(Items from a data source)
.....

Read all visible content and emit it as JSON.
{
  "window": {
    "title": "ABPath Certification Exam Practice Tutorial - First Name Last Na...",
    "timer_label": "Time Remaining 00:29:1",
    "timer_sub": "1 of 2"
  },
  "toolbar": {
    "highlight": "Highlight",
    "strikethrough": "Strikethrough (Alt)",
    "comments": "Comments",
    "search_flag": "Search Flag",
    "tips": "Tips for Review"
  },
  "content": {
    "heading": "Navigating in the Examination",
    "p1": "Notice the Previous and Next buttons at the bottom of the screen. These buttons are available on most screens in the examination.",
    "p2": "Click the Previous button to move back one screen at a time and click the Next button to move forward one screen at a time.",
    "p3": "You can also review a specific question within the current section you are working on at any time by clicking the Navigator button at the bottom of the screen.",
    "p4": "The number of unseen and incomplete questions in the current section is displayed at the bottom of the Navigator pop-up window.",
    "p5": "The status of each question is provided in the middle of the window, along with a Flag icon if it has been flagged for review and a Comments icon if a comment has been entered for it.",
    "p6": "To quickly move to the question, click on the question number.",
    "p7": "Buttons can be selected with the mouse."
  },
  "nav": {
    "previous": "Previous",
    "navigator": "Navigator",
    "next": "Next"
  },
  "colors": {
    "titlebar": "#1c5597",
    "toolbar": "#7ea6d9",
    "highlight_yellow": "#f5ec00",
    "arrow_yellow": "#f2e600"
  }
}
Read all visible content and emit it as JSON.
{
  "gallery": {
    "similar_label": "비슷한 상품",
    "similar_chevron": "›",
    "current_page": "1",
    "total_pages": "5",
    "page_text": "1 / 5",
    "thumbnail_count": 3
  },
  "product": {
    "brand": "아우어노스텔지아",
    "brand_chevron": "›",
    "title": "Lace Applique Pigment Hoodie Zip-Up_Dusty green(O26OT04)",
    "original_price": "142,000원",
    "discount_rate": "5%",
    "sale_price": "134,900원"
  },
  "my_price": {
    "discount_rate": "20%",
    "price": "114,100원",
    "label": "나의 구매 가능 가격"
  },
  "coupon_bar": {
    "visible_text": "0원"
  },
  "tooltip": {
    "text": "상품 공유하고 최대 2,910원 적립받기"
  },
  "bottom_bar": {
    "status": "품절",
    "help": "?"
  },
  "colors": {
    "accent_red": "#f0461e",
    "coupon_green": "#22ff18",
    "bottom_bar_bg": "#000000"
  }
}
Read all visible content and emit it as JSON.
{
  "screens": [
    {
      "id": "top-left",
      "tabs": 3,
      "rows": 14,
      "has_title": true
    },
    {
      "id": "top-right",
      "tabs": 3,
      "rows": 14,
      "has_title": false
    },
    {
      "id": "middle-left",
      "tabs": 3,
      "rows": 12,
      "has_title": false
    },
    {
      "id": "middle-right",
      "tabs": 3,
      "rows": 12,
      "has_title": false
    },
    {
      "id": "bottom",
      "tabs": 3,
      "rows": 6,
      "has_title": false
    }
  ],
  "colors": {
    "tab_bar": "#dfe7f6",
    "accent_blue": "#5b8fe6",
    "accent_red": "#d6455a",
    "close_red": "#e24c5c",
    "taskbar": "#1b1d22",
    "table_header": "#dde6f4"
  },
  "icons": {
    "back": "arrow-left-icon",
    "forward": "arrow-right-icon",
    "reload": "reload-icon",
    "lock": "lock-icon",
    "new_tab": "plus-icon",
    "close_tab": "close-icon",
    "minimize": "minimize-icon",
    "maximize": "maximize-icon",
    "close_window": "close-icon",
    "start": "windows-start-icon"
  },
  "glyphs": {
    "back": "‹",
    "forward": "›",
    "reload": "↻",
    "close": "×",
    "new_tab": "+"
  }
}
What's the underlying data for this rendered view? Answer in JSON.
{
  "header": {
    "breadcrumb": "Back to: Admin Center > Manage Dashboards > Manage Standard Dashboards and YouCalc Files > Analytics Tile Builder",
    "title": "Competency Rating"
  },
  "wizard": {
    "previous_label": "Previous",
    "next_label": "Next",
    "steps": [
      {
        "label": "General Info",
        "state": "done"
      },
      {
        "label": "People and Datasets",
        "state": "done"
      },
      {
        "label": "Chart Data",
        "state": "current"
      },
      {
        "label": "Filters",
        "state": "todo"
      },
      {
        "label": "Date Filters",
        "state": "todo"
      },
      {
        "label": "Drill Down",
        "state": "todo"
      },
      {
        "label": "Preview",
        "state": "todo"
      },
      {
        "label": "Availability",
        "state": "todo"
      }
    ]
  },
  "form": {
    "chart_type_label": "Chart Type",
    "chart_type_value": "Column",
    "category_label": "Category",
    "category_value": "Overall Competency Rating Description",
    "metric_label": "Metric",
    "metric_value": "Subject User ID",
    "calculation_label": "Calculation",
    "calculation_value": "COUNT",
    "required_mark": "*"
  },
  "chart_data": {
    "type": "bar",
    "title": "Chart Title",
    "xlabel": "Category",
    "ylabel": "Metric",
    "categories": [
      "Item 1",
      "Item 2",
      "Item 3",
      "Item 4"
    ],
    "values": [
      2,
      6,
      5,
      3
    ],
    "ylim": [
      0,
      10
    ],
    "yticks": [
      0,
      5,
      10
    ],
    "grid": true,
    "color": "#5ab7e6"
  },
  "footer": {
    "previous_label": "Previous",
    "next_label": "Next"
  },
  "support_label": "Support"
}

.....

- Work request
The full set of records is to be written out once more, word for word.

- Solved exercise
Read all visible content and emit it as JSON.
{
  "window": {
    "title": "ABPath Certification Exam Practice Tutorial - First Name Last Na...",
    "timer_label": "Time Remaining 00:29:1",
    "timer_sub": "1 of 2"
  },
  "toolbar": {
    "highlight": "Highlight",
    "strikethrough": "Strikethrough (Alt)",
    "comments": "Comments",
    "search_flag": "Search Flag",
    "tips": "Tips for Review"
  },
  "content": {
    "heading": "Navigating in the Examination",
    "p1": "Notice the Previous and Next buttons at the bottom of the screen. These buttons are available on most screens in the examination.",
    "p2": "Click the Previous button to move back one screen at a time and click the Next button to move forward one screen at a time.",
    "p3": "You can also review a specific question within the current section you are working on at any time by clicking the Navigator button at the bottom of the screen.",
    "p4": "The number of unseen and incomplete questions in the current section is displayed at the bottom of the Navigator pop-up window.",
    "p5": "The status of each question is provided in the middle of the window, along with a Flag icon if it has been flagged for review and a Comments icon if a comment has been entered for it.",
    "p6": "To quickly move to the question, click on the question number.",
    "p7": "Buttons can be selected with the mouse."
  },
  "nav": {
    "previous": "Previous",
    "navigator": "Navigator",
    "next": "Next"
  },
  "colors": {
    "titlebar": "#1c5597",
    "toolbar": "#7ea6d9",
    "highlight_yellow": "#f5ec00",
    "arrow_yellow": "#f2e600"
  }
}
Read all visible content and emit it as JSON.
{
  "gallery": {
    "similar_label": "비슷한 상품",
    "similar_chevron": "›",
    "current_page": "1",
    "total_pages": "5",
    "page_text": "1 / 5",
    "thumbnail_count": 3
  },
  "product": {
    "brand": "아우어노스텔지아",
    "brand_chevron": "›",
    "title": "Lace Applique Pigment Hoodie Zip-Up_Dusty green(O26OT04)",
    "original_price": "142,000원",
    "discount_rate": "5%",
    "sale_price": "134,900원"
  },
  "my_price": {
    "discount_rate": "20%",
    "price": "114,100원",
    "label": "나의 구매 가능 가격"
  },
  "coupon_bar": {
    "visible_text": "0원"
  },
  "tooltip": {
    "text": "상품 공유하고 최대 2,910원 적립받기"
  },
  "bottom_bar": {
    "status": "품절",
    "help": "?"
  },
  "colors": {
    "accent_red": "#f0461e",
    "coupon_green": "#22ff18",
    "bottom_bar_bg": "#000000"
  }
}
Read all visible content and emit it as JSON.
{
  "screens": [
    {
      "id": "top-left",
      "tabs": 3,
      "rows": 14,
      "has_title": true
    },
    {
      "id": "top-right",
      "tabs": 3,
      "rows": 14,
      "has_title": false
    },
    {
      "id": "middle-left",
      "tabs": 3,
      "rows": 12,
      "has_title": false
    },
    {
      "id": "middle-right",
      "tabs": 3,
      "rows": 12,
      "has_title": false
    },
    {
      "id": "bottom",
      "tabs": 3,
      "rows": 6,
      "has_title": false
    }
  ],
  "colors": {
    "tab_bar": "#dfe7f6",
    "accent_blue": "#5b8fe6",
    "accent_red": "#d6455a",
    "close_red": "#e24c5c",
    "taskbar": "#1b1d22",
    "table_header": "#dde6f4"
  },
  "icons": {
    "back": "arrow-left-icon",
    "forward": "arrow-right-icon",
    "reload": "reload-icon",
    "lock": "lock-icon",
    "new_tab": "plus-icon",
    "close_tab": "close-icon",
    "minimize": "minimize-icon",
    "maximize": "maximize-icon",
    "close_window": "close-icon",
    "start": "windows-start-icon"
  },
  "glyphs": {
    "back": "‹",
    "forward": "›",
    "reload": "↻",
    "close": "×",
    "new_tab": "+"
  }
}
What's the underlying data for this rendered view? Answer in JSON.
{
  "header": {
    "breadcrumb": "Back to: Admin Center > Manage Dashboards > Manage Standard Dashboards and YouCalc Files > Analytics Tile Builder",
    "title": "Competency Rating"
  },
  "wizard": {
    "previous_label": "Previous",
    "next_label": "Next",
    "steps": [
      {
        "label": "General Info",
        "state": "done"
      },
      {
        "label": "People and Datasets",
        "state": "done"
      },
      {
        "label": "Chart Data",
        "state": "current"
      },
      {
        "label": "Filters",
        "state": "todo"
      },
      {
        "label": "Date Filters",
        "state": "todo"
      },
      {
        "label": "Drill Down",
        "state": "todo"
      },
      {
        "label": "Preview",
        "state": "todo"
      },
      {
        "label": "Availability",
        "state": "todo"
      }
    ]
  },
  "form": {
    "chart_type_label": "Chart Type",
    "chart_type_value": "Column",
    "category_label": "Category",
    "category_value": "Overall Competency Rating Description",
    "metric_label": "Metric",
    "metric_value": "Subject User ID",
    "calculation_label": "Calculation",
    "calculation_value": "COUNT",
    "required_mark": "*"
  },
  "chart_data": {
    "type": "bar",
    "title": "Chart Title",
    "xlabel": "Category",
    "ylabel": "Metric",
    "categories": [
      "Item 1",
      "Item 2",
      "Item 3",
      "Item 4"
    ],
    "values": [
      2,
      6,
      5,
      3
    ],
    "ylim": [
      0,
      10
    ],
    "yticks": [
      0,
      5,
      10
    ],
    "grid": true,
    "color": "#5ab7e6"
  },
  "footer": {
    "previous_label": "Previous",
    "next_label": "Next"
  },
  "support_label": "Support"
}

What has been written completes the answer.